Assignment -
Give back exactly the lines running from the line with "Parse this screenshot: output" to the end of the entries, and only those lines.

┌─ Task material

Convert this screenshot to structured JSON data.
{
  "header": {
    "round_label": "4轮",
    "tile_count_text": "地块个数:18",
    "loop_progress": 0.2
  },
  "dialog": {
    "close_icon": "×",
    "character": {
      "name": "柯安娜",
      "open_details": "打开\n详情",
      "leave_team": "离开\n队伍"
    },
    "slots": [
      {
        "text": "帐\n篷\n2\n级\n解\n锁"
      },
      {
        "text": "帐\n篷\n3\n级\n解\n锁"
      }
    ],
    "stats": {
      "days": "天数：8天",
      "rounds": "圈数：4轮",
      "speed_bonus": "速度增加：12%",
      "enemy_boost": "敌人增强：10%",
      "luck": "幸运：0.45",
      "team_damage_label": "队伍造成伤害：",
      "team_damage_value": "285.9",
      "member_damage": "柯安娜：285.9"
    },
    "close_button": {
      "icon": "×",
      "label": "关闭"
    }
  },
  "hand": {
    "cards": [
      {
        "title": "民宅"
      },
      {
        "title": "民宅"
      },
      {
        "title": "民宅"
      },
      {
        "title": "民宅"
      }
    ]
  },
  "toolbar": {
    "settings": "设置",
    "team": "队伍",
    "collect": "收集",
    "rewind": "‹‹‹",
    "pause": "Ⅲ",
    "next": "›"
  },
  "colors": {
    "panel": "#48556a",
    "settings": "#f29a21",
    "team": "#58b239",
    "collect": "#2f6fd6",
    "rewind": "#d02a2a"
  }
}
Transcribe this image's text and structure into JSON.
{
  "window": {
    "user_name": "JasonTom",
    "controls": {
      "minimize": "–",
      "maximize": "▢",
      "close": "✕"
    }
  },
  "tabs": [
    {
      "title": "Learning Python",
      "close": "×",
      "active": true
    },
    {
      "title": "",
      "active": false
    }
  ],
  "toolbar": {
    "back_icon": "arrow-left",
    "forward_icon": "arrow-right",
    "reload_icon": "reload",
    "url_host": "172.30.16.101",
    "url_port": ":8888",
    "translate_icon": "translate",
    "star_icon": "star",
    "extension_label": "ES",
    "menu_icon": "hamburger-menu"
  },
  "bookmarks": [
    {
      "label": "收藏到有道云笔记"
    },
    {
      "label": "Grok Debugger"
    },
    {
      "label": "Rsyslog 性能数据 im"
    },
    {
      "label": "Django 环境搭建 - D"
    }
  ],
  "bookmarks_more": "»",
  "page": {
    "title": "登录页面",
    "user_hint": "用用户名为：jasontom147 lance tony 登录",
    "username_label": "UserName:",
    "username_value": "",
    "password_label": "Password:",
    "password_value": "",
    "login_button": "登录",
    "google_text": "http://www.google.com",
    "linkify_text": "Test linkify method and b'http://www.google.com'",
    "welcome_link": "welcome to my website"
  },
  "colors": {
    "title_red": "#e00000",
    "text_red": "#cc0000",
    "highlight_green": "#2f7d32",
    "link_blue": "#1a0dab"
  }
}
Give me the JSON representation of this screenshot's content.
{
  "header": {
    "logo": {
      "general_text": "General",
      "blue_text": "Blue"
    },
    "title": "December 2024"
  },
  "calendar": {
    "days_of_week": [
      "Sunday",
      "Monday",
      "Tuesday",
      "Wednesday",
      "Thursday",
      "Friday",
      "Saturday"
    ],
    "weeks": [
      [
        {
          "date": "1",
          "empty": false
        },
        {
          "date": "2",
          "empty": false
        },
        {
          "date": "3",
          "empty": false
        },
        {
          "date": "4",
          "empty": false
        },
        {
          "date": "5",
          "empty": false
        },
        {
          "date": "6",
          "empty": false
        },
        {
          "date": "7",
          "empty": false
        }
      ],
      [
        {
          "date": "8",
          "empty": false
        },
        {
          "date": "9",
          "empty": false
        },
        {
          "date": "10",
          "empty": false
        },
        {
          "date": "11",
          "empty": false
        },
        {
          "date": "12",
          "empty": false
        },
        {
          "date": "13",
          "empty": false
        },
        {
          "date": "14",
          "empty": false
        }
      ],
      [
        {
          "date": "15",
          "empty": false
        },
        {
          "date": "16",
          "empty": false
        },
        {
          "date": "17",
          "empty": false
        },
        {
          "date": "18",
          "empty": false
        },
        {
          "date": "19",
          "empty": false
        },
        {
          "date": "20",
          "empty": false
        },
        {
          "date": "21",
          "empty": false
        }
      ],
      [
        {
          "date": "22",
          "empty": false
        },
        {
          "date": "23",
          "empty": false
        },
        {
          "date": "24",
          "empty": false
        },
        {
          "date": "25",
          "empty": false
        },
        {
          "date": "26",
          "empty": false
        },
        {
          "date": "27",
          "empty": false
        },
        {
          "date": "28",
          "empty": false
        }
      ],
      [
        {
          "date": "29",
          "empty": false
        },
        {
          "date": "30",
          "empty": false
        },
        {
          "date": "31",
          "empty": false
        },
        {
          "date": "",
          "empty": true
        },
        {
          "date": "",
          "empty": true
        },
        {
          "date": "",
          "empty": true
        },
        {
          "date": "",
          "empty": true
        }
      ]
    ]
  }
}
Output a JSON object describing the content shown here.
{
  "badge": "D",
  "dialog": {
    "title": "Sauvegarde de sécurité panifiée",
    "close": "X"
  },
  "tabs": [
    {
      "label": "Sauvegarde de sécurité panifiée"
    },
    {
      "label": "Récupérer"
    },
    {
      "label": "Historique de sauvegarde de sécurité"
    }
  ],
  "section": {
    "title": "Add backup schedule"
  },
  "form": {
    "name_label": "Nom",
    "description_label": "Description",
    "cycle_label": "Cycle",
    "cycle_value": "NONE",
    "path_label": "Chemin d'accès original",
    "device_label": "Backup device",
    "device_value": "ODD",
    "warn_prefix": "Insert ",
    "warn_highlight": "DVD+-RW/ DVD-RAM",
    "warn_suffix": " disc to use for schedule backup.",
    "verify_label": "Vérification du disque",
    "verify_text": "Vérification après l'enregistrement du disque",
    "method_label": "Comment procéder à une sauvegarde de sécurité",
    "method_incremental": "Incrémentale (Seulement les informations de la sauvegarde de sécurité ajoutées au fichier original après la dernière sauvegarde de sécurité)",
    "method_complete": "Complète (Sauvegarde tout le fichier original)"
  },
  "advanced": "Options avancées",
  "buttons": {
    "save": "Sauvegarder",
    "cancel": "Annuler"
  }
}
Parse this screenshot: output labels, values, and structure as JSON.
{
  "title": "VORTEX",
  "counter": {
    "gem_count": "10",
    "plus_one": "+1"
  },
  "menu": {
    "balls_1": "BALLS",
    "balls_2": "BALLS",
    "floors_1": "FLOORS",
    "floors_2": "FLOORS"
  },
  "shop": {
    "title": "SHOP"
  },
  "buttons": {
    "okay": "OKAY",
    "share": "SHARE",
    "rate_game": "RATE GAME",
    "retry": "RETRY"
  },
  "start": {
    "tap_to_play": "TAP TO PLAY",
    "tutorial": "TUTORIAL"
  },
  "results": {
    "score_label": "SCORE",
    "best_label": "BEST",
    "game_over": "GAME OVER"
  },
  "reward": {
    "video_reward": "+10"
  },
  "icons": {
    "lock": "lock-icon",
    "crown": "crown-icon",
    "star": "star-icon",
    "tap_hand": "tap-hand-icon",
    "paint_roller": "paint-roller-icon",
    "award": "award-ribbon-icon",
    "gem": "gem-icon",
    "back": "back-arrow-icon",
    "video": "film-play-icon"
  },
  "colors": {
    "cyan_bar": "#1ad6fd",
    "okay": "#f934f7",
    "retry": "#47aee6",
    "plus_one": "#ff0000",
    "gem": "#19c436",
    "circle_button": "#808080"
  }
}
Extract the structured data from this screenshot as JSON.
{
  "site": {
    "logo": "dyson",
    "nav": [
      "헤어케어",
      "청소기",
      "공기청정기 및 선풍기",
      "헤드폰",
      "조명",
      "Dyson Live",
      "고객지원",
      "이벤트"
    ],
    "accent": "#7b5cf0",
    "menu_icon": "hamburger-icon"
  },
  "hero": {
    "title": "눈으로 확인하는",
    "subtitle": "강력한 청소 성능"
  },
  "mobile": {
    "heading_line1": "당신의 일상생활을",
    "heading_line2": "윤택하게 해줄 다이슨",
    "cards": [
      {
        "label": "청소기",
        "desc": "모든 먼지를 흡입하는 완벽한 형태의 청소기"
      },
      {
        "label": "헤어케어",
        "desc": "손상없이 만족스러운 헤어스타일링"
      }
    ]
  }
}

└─

Task response -
Parse this screenshot: output labels, values, and structure as JSON.
{
  "title": "VORTEX",
  "counter": {
    "gem_count": "10",
    "plus_one": "+1"
  },
  "menu": {
    "balls_1": "BALLS",
    "balls_2": "BALLS",
    "floors_1": "FLOORS",
    "floors_2": "FLOORS"
  },
  "shop": {
    "title": "SHOP"
  },
  "buttons": {
    "okay": "OKAY",
    "share": "SHARE",
    "rate_game": "RATE GAME",
    "retry": "RETRY"
  },
  "start": {
    "tap_to_play": "TAP TO PLAY",
    "tutorial": "TUTORIAL"
  },
  "results": {
    "score_label": "SCORE",
    "best_label": "BEST",
    "game_over": "GAME OVER"
  },
  "reward": {
    "video_reward": "+10"
  },
  "icons": {
    "lock": "lock-icon",
    "crown": "crown-icon",
    "star": "star-icon",
    "tap_hand": "tap-hand-icon",
    "paint_roller": "paint-roller-icon",
    "award": "award-ribbon-icon",
    "gem": "gem-icon",
    "back": "back-arrow-icon",
    "video": "film-play-icon"
  },
  "colors": {
    "cyan_bar": "#1ad6fd",
    "okay": "#f934f7",
    "retry": "#47aee6",
    "plus_one": "#ff0000",
    "gem": "#19c436",
    "circle_button": "#808080"
  }
}
Extract the structured data from this screenshot as JSON.
{
  "site": {
    "logo": "dyson",
    "nav": [
      "헤어케어",
      "청소기",
      "공기청정기 및 선풍기",
      "헤드폰",
      "조명",
      "Dyson Live",
      "고객지원",
      "이벤트"
    ],
    "accent": "#7b5cf0",
    "menu_icon": "hamburger-icon"
  },
  "hero": {
    "title": "눈으로 확인하는",
    "subtitle": "강력한 청소 성능"
  },
  "mobile": {
    "heading_line1": "당신의 일상생활을",
    "heading_line2": "윤택하게 해줄 다이슨",
    "cards": [
      {
        "label": "청소기",
        "desc": "모든 먼지를 흡입하는 완벽한 형태의 청소기"
      },
      {
        "label": "헤어케어",
        "desc": "손상없이 만족스러운 헤어스타일링"
      }
    ]
  }
}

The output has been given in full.